The Federal Government is trying work out why less than a quarter of the $300 million it released in the wake of the north Queensland floods was taken up by farmers, two years after the disaster.
- The Federal Government is trying to work out why less than a quarter of the money released after the 2019 floods has been taken by graziers
- Professor Bruce Chapman says governments should rethink offering farmers more debt
- The Cloncurry Shire mayor says little rain after the floods is the main reason why producers are not taking up the grants
Only $66 million has been claimed by north Queensland farmers.
In the months after the floods, $400,000 grants were offered to primary producers, who needed to match the funding with their own money.
Governments offering farmers debt in the face of disaster has come under fire before with loans offered to help producers in drought receiving a mixed response.
That issue has reared its head again, with Shane Stone from the National Drought and North Queensland Flood Response and Recovery Agency admitting earlier this week that people had issues matching the grant.
Professor Bruce Chapman from the Australian National University, who has been studying the Government’s response to disasters for a number of years, said he was not surprised to hear the dollar-for-dollar grants were unpopular.
“They’ve got to find that money somehow and the way you would normally find that money is through a bank loan,” Professor Chapman said.
With many farmers in drought feeling the same way about the prospect of borrowing money, Professor Chapman has proposed governments offer primary producers loans they can pay back when revenue recovers — similar to HECS loans for university students.
“We need something different, we need a bridging arrangement for small business or for farmers to be able to survive the terrible times,” he said.
“It’s not to replace the banks, the banks could help finance it. But as a compliment when times are really severe.”
Mayor says current system will work
With more than 500,000 head of livestock killed by the floods, the dollar-for-dollar grants have played an important role for some graziers who lost almost everything.
Cloncurry Shire mayor and grazier Greg Campbell has taken some of the Government offering.
But he said with little rain after the floods many properties had gone back into drought and were still lightly stocked.

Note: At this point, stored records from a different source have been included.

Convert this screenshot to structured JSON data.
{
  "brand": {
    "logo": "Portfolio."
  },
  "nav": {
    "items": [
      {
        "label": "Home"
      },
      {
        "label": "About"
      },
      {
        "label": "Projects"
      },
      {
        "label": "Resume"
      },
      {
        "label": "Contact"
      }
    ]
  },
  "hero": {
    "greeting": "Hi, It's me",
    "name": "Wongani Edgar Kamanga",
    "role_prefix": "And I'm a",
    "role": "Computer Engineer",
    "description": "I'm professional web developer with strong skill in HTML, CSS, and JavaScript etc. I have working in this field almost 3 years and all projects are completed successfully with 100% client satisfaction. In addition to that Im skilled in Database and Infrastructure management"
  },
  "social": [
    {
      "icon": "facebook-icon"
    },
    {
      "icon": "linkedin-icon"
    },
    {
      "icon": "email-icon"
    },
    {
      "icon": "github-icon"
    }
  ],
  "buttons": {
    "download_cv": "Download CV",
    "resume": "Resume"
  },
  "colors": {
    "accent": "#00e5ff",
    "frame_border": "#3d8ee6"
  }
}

“Specifically with our family, we haven’t accessed as much as what is on offer because we haven’t got the feed to sustain any more cattle at the moment.”
Cr Campbell said with sustained low interest rates most graziers in the area would not have a problem borrowing money to access government grants if the season turns around.
“Especially on the back of how strong cattle prices are at the moment, and money’s relatively cheap to borrow,” he said.
“The agricultural sector carries a fair bit of debt, but it would be a pretty good business move to be able to access those grants.”
Push for better infrastructure
Aside from the push to help graziers rebuild their herds after the floods, the area has been collectively pushing for upgrades to infrastructure like roads, rail, and telecommunications.
The National Drought and North Queensland Flood Response and Recovery Agency has responded with a $58 million fund directly targeted at infrastructure spending.
Cr Campbell said he would like to see any money left over from the dollar-for-dollar scheme redirected to other projects in the area.
“We’ve proven, through the flood, the best agency to get things happening on the ground is through councils,” he said.
A spokeswoman for the National Drought and North Queensland Flood Response and Recovery Agency said it was sticking with the dollar-for-dollar grants at this point.
“We’re confident that as conditions improve people will find themselves in a better position to take advantage of the grants,” the spokeswoman said.
“We’ve also extended the closing date to buy much-needed breathing space and allow people to make the best possible decisions for their business and their families.”
The spokeswoman said any reallocation of the funding needed to be a decision for the Government.